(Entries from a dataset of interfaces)
>>>

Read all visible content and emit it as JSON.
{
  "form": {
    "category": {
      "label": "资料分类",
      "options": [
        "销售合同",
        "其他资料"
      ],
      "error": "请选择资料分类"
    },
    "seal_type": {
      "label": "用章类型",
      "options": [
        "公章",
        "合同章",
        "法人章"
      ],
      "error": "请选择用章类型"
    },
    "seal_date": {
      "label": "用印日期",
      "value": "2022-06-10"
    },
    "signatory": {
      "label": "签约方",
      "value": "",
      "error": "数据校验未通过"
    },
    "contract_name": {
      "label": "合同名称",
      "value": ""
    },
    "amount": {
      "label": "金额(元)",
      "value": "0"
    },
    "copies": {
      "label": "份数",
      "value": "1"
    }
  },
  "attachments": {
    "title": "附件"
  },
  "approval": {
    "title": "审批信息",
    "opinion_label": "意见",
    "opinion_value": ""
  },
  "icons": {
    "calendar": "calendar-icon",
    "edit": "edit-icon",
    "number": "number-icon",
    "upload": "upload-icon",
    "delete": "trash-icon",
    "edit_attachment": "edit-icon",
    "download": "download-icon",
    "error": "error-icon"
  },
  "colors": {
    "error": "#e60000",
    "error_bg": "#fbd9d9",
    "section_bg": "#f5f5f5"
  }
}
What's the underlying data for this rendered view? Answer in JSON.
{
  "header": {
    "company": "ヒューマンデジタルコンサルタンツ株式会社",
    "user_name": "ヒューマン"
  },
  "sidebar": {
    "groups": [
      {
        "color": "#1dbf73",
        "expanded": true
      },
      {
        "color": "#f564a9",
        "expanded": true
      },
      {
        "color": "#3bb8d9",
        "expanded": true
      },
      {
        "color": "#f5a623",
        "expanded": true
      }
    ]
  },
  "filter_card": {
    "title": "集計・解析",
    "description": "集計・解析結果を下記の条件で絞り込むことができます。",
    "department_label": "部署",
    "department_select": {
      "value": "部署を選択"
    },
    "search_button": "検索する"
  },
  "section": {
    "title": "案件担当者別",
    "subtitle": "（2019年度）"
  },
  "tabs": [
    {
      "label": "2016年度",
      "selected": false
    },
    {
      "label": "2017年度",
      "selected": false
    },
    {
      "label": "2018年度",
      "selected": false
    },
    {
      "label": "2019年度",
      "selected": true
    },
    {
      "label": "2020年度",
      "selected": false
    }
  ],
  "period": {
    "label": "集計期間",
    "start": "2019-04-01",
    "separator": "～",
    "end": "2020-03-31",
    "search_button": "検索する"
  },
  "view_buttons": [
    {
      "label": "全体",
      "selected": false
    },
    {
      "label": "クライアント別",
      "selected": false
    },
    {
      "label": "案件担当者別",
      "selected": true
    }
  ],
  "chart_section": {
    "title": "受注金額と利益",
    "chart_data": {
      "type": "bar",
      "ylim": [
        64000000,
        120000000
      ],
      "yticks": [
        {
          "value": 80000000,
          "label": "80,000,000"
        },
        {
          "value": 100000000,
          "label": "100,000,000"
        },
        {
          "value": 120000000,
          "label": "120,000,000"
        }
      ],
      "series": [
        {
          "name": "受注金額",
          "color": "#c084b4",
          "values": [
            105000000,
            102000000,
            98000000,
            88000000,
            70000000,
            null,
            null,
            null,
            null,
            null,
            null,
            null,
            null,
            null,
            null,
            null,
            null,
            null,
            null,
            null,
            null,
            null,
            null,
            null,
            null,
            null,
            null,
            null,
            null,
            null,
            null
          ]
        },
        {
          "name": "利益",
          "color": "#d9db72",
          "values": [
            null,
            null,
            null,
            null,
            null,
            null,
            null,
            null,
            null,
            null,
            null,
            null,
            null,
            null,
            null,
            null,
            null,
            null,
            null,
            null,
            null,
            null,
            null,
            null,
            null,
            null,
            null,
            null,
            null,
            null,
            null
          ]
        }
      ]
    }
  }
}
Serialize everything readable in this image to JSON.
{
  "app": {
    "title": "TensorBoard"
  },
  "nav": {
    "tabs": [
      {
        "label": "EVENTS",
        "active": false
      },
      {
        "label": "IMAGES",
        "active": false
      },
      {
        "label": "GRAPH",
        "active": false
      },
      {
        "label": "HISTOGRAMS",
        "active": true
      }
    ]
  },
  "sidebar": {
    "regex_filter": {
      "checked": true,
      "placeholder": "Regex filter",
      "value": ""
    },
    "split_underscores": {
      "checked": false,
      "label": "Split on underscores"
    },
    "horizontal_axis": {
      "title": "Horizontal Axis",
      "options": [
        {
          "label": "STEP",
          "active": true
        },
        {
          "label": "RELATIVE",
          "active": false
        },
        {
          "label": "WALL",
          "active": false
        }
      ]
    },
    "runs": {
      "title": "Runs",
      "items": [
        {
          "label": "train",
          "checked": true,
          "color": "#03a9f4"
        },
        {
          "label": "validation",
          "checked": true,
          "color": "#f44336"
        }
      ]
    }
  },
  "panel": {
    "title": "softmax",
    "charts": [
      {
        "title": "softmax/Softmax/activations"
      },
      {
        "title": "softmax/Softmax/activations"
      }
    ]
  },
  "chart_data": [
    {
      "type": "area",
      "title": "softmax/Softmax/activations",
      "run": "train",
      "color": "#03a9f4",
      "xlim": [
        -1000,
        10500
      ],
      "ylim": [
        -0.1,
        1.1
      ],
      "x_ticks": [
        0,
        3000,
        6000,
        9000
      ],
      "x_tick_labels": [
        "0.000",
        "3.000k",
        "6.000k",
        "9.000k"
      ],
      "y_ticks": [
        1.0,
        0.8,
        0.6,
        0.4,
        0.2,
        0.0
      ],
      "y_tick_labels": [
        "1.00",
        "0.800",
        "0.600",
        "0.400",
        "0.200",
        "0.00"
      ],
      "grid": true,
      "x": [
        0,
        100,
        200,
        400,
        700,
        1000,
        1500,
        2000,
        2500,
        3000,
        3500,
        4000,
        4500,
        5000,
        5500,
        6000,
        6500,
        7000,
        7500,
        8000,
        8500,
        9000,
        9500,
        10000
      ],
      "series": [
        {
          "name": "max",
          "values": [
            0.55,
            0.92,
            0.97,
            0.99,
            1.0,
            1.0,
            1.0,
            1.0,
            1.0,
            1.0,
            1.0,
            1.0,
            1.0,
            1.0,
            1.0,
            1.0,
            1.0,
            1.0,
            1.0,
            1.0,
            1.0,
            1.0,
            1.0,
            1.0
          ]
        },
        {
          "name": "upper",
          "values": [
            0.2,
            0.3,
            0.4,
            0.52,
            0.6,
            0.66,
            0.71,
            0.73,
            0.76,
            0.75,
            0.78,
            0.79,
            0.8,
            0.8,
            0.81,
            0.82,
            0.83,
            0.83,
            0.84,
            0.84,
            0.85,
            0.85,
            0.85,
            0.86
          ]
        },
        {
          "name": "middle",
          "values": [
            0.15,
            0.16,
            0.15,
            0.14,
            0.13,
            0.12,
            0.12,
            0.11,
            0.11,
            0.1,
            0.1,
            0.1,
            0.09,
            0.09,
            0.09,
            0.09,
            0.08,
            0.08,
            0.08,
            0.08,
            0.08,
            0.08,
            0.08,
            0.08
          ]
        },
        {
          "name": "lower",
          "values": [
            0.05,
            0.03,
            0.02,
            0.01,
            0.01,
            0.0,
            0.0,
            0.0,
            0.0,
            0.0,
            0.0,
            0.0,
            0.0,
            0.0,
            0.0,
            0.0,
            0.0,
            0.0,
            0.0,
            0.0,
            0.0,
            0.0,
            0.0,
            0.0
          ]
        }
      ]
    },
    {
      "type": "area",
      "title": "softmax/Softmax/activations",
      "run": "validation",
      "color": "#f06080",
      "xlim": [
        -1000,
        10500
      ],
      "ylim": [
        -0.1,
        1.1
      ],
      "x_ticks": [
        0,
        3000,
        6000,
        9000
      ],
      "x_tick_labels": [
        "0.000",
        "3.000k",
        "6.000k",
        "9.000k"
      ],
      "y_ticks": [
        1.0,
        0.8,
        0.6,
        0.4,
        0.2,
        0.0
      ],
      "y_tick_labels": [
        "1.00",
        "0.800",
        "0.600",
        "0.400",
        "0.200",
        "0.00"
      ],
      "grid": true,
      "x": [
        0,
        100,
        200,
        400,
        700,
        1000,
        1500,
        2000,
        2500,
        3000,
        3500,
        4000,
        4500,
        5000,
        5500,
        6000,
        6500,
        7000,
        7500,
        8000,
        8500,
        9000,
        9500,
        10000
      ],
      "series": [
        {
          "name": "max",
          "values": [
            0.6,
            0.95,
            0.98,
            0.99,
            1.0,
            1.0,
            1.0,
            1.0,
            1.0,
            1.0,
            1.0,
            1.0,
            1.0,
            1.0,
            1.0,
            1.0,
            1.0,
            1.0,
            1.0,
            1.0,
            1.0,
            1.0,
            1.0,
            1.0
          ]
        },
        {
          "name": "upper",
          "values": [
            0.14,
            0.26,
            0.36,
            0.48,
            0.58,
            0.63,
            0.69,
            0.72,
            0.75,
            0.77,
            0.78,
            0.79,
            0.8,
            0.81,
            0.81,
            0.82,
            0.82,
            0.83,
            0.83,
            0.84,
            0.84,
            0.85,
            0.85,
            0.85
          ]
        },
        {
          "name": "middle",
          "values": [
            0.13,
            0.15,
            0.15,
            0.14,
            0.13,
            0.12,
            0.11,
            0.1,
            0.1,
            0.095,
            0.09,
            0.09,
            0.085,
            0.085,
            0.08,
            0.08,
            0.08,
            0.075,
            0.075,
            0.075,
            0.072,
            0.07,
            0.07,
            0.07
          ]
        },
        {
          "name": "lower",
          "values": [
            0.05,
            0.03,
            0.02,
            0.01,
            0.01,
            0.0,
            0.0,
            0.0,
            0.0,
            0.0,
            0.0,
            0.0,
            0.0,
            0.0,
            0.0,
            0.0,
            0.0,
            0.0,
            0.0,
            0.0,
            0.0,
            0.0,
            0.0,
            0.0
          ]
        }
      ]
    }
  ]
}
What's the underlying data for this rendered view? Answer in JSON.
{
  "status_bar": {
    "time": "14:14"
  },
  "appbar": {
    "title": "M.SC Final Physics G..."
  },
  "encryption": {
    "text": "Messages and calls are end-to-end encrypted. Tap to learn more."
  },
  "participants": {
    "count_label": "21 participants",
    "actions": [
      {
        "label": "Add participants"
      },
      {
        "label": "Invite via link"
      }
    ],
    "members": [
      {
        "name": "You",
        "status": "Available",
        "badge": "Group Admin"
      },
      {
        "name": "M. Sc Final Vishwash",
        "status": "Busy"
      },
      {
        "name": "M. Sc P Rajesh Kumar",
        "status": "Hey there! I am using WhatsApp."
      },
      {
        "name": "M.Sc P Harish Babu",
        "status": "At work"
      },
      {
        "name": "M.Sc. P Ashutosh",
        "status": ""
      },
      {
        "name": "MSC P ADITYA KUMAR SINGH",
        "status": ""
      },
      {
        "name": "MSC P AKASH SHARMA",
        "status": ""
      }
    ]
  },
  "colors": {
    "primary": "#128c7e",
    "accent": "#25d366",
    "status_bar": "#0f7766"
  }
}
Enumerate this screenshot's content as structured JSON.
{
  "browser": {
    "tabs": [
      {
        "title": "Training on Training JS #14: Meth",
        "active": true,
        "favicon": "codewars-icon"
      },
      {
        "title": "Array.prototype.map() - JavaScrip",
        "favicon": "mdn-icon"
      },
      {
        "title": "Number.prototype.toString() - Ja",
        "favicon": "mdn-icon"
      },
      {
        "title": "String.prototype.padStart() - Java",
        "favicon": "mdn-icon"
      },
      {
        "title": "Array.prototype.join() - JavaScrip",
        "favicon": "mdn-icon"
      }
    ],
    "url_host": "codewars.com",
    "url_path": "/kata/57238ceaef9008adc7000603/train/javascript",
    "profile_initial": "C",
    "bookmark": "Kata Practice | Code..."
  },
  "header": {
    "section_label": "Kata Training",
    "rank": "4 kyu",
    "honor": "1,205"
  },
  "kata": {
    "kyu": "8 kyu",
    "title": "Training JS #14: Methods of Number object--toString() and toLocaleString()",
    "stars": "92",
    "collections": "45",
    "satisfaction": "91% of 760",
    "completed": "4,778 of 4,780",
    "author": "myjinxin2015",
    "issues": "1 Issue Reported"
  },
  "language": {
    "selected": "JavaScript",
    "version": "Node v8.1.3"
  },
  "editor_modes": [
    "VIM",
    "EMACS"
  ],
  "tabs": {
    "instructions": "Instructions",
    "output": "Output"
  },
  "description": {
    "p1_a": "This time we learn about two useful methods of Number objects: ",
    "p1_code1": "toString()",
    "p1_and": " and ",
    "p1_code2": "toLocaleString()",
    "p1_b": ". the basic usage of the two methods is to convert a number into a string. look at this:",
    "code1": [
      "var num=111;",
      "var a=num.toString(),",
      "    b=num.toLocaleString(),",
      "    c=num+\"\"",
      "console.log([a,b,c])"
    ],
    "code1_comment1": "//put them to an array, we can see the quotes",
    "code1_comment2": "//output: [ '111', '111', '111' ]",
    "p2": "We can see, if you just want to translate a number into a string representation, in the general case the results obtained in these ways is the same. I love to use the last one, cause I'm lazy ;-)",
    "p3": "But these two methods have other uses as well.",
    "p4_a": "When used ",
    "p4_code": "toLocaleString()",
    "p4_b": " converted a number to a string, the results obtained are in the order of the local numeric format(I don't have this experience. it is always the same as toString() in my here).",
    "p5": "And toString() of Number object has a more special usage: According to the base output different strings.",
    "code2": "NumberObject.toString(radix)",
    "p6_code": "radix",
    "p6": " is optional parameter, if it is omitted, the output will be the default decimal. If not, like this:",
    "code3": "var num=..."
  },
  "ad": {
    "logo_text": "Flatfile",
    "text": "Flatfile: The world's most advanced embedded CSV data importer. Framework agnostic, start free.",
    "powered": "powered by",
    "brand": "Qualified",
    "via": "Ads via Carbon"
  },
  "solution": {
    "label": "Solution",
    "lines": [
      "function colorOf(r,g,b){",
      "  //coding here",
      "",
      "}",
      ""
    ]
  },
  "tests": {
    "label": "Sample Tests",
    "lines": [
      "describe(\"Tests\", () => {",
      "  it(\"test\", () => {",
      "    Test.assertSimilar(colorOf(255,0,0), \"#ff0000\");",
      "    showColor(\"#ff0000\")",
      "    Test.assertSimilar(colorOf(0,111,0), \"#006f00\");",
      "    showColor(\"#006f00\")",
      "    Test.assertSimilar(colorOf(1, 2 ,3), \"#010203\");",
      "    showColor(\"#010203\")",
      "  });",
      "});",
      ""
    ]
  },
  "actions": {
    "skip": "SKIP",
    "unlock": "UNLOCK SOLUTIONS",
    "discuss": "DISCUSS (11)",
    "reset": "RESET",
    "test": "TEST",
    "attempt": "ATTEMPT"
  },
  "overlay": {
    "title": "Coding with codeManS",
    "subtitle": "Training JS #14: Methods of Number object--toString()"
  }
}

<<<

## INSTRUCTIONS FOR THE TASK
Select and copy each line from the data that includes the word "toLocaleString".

## TASK OUTPUT
    "title": "Training JS #14: Methods of Number object--toString() and toLocaleString()",
    "p1_code2": "toLocaleString()",
      "    b=num.toLocaleString(),",
    "p4_code": "toLocaleString()",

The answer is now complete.